The multifaceted podiatric medical intervention used in this trial was generally perceived to be beneficial and demonstrated high levels of satisfaction among participants. Further research is now required to evaluate the feasibility of implementing the intervention in a range of clinical practice settings. (J Am Podiatr Med Assoc 103(6): 457–464, 2013)
Slips are a common cause of falls, and nonslip socks have been marketed to prevent slips in older people. However, few studies have investigated the biomechanical and clinical effects of walking in nonslip socks. This study aimed to examine gait parameters in older people walking on a slippery surface wearing nonslip socks compared with standard sock and barefoot conditions.
Fifteen older people completed five trials of the fast-paced Timed Up and Go test while barefoot and while wearing standard socks and nonslip socks. Kinematic data (step length, heel horizontal velocity at heel strike, and foot-floor angle at heel strike) and clinical data (total Timed Up and Go test time, total number of steps, number of steps in turn, and observed slips, trips, or falls) were collected.

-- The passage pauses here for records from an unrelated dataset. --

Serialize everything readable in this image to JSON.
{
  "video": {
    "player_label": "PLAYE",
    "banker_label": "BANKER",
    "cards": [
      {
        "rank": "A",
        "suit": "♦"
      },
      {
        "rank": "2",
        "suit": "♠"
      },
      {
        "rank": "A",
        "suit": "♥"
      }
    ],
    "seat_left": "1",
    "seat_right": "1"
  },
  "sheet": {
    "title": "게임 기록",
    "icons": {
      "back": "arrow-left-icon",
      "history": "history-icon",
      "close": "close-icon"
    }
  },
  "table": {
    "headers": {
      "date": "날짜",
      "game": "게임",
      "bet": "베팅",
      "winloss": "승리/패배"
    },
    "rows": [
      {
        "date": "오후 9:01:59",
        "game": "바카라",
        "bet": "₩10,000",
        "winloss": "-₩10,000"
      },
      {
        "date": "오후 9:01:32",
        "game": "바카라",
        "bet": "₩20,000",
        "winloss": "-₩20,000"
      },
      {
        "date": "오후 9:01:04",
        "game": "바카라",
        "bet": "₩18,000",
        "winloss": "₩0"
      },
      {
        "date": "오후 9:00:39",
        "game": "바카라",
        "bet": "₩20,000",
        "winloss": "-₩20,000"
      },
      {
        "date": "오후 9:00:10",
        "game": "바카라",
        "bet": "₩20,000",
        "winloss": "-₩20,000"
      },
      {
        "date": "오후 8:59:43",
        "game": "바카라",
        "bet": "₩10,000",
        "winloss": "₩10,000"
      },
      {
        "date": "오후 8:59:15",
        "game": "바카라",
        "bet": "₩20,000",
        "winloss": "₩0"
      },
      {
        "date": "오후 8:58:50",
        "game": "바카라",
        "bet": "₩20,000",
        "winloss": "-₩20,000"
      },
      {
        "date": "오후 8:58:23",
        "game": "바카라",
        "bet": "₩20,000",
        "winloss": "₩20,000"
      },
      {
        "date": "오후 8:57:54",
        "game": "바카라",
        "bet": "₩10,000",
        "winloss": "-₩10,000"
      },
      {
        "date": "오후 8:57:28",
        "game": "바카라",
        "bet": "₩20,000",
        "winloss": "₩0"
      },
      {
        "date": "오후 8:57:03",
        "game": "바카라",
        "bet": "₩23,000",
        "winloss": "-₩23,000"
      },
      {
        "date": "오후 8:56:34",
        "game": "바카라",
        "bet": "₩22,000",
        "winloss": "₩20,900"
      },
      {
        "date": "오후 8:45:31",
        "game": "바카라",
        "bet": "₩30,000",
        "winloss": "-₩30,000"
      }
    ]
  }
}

Performance on the Timed Up and Go test did not differ between the barefoot and nonslip sock conditions; however, participants walked more slowly and took shorter steps when wearing standard socks. Participants rated nonslip socks to feel less slippery than barefoot and standard socks.
Compared with wearing standard socks, wearing nonslip socks improves gait performance and may be beneficial in reducing the risk of slipping in older people. (J Am Podiatr Med Assoc 103(6): 471–479, 2013)
Lower-extremity problems are common in older people; however, the reliability of clinical tools used to assess foot and ankle characteristics has not been rigorously evaluated. This study evaluated the test–retest reliability of a battery of simple clinical tests of foot and ankle characteristics (tactile sensitivity of the first metatarsophalangeal joint, navicular height, foot length and width, hallux valgus severity, an overall foot problem score, ankle flexibility, ankle dorsiflexion strength, and foot pain) in 31 individuals (13 men and 18 women) aged 76 to 87 years recruited from the community. Three examiners performed the tests on two occasions approximately 2 weeks apart. Intraclass correlation coefficients and coefficients of variation were calculated for continuously scored tests, and the kappa statistic (κ) was used to determine the reliability of hallux valgus severity grading. All of the continuously scored tests had acceptable reliability (intraclass correlation coefficients of 0.64 to 0.98; coefficients of variation of 0.6% to 15.0%), as did hallux valgus severity grading (κ = 0.77; absolute percentage agreement, 84%). These simple clinical tests can now be used with confidence in clinical and research settings to provide reliable and functionally important information regarding foot and ankle characteristics in older people. (J Am Podiatr Med Assoc 93(5): 380-387, 2003)